Robert Plant and Alison Krauss, Raising Sand (Rounder). A collaboration between the original rawk yowler and bluegrass's foremost Grammy magnet seems like the opposite of promising. But no: The disc is pleasurable from stem to stern, thanks to unexpectedly low-key performances, smart song choices (Tom Waits, Townes Van Zandt and Gene Clark are among those represented) and T Bone Burnett's eminently tasteful production. Suckfest averted, and how. — Roberts
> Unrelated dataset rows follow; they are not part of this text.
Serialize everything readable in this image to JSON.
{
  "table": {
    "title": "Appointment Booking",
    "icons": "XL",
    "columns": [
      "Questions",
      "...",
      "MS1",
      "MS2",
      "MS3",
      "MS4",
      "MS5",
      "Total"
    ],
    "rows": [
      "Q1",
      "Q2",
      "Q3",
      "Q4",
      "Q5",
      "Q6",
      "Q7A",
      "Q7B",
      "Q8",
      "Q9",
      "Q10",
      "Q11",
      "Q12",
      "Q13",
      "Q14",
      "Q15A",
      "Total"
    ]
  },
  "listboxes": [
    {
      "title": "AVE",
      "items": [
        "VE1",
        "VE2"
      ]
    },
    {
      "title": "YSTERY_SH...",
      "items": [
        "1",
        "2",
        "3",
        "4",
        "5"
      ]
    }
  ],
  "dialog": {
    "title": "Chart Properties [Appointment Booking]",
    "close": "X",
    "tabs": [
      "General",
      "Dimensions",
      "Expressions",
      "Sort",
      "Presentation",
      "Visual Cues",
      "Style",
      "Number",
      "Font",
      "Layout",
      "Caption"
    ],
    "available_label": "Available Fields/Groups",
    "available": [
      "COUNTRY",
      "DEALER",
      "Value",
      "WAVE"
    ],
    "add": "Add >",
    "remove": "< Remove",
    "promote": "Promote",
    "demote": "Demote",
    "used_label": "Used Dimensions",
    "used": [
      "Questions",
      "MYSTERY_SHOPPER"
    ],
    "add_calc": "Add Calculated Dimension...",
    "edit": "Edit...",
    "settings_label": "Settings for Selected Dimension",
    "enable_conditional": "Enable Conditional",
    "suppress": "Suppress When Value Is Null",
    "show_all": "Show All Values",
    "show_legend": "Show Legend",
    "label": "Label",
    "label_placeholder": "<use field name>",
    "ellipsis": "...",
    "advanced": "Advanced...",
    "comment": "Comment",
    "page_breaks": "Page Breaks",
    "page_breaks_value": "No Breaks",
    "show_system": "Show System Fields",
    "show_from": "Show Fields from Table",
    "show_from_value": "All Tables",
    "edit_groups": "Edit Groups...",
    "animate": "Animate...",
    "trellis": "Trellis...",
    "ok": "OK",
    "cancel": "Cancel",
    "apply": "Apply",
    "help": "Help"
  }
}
The Sounds of Animals Fighting, Tiger & the Duke (Equal Vision). Oddly, a band that has only played live once and thrives on anonymity has re-released an album that's only been out of print for a year. This overly ambitious slab of progressive rock is eerily similar to the works of Peter Gabriel-era Genesis, but without the heavy social convictions. — Daviet